Introduction: Make Your Own Himalaya Salt Crystal Lamp From a Cellphone Charger
This article shows how a nice Himalaya salt crystal lamp can be made from a few cheap parts and an old cellphone charger.
You can always find the lastest version of this instructable on my site at http://8el.eu/2010/08/himalaya-salt-lamp/ .
Step 1: Required Parts
This are the required parts.
- Himalaya salt horse lick stone with hole going through it
- old cellphone charger (5V)
- LM317 voltage regulator
- 100mA LED
- 15 Ohm 1/4W resistor
The lick stone can be bought for cheap in horse shops.
As for the cellphone charger: everybody has one lying around, if not, you know someone who will!
The electronics parts can be bought in any large electronic site online,
or in my shop at http://8el.eu/shop/ .
Step 2: Schematic
This is the simple schematic. First try to make it on a breadboard.
Step 3: Preparing the Charger
Looking at the specifications of the charger more in detail shows it can deliver maximum 350 mA at 5V DC. It should be safe to use it at 100 mA.
Use a scissor to cut of the end of the wire. Also use a scissor for stripping the wires as they are really thin!
Step 4: Soldering
Now it's time for soldering the final shape.
Bend the resistor and solder it on the Adjust and Out pins of the LM317 and solder the LED with its long lead on the Adjust pin.
Bend the leads to get a nice stable shape.
Check the pictures to see how it looks from different angles.
Step 5: Connecting the Charger
First you need to know which of the wires on the charger is the VCC (+) and which the GND (-). This can be tested by measuring the Voltage with a multimeter. If the voltage is negative, the Red lead on the multimeter is touching the GND wire, if it is positive it is touching the VCC wire. Alternatively if you have no multimeter, just test by touching the wires on the model like described below, and the correct way will light the LED, the wrong way won’t. In our case the black wire turned out the be GND and the white wire VCC.
Don’t be surprised if the voltage meter reports more then 5V! Our Nokia charger reported 7V. This is because the charger is not a “stiff” voltage source. It behaves as if a small resistance is in series with it’s output. When an actual load like our LED is attached the voltage will drop to the expected level.
Solder on the charger wires with VCC on the VCC pin of the LM317 and GND on the short lead of the LED.
Test it by inserting the charger in a power socket.

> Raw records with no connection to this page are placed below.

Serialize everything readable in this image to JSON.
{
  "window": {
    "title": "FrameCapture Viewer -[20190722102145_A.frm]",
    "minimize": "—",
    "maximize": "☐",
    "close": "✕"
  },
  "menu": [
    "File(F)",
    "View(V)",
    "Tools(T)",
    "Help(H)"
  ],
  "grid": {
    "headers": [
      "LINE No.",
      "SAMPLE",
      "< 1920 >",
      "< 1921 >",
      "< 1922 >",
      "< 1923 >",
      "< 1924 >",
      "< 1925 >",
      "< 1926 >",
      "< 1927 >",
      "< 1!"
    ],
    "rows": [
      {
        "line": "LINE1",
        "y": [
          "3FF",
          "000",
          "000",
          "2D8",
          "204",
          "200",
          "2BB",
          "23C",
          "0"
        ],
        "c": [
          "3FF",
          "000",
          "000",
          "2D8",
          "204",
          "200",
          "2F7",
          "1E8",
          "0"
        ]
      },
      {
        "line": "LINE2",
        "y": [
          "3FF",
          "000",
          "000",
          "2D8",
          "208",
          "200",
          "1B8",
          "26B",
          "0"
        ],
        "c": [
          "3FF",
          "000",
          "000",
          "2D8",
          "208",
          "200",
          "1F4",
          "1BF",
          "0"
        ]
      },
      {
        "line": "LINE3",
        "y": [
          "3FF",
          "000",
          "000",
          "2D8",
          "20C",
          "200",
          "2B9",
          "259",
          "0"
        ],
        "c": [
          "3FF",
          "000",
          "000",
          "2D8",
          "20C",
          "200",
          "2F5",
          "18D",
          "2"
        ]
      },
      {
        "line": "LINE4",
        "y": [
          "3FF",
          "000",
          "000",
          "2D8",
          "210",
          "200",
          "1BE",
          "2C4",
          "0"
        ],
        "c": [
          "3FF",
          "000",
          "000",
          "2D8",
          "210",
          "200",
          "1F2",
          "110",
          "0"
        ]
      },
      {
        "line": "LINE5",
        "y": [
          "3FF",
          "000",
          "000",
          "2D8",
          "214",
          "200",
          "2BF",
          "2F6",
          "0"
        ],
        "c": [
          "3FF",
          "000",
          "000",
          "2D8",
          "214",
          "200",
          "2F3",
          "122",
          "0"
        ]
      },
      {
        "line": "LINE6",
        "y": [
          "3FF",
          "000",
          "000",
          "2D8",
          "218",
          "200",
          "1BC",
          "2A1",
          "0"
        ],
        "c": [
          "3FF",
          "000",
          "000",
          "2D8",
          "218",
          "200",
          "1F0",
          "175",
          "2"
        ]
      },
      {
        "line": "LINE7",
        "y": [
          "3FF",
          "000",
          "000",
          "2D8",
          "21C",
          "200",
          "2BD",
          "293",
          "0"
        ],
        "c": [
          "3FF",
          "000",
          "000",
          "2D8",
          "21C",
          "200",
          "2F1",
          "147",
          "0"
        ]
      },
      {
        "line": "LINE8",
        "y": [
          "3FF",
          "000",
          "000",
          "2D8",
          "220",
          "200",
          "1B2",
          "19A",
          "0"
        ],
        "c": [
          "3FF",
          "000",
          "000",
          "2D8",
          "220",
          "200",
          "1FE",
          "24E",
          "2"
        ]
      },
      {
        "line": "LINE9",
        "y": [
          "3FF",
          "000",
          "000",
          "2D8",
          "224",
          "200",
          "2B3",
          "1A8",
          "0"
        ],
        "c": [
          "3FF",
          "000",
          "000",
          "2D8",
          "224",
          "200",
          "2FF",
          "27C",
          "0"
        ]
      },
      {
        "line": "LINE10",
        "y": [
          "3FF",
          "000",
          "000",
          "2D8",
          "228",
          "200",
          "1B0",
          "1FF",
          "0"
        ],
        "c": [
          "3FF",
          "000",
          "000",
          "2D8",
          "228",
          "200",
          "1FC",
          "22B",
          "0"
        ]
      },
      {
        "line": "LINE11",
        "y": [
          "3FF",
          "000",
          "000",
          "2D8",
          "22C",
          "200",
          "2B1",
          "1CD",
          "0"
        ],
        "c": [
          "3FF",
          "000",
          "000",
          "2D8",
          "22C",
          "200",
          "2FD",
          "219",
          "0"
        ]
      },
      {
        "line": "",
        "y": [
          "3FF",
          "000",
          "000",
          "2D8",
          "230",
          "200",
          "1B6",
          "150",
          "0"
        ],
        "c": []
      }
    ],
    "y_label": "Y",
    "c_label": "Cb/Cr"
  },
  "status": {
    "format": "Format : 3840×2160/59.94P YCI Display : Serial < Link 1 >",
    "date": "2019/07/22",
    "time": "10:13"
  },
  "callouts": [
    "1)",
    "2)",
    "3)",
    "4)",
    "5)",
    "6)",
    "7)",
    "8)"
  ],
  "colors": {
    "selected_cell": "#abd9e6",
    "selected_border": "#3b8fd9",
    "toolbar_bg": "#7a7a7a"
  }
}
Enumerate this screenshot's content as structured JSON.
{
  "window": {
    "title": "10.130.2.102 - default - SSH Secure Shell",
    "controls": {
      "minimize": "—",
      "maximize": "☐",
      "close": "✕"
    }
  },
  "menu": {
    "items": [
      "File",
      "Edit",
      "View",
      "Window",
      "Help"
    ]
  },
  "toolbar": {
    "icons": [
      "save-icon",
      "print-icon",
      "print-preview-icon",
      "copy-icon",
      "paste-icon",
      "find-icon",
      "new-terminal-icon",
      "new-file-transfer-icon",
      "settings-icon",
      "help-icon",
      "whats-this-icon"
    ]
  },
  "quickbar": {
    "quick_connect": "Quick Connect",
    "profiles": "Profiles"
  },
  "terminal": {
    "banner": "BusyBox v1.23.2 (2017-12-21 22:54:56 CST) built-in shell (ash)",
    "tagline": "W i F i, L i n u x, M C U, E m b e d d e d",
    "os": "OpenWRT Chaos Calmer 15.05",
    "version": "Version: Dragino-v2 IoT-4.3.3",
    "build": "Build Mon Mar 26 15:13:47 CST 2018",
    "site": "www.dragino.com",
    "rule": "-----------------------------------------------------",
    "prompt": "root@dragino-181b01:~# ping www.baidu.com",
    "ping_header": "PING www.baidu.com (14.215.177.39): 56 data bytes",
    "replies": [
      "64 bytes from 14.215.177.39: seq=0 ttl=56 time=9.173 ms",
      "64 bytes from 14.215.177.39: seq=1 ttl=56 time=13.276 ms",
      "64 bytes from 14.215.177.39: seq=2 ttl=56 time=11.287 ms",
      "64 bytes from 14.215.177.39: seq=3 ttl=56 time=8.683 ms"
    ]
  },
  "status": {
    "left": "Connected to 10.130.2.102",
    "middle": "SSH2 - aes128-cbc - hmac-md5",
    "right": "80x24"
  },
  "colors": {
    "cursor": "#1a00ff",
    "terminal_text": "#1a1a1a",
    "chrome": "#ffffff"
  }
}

Step 6: Adding the Salt Crystal
Place the Himalaya salt crystal with the hole over the LED, and it should provide a nicely illuminated effect, as shown here with a warm white LED and a red LED.
Be sure to check out my articles page for more fun.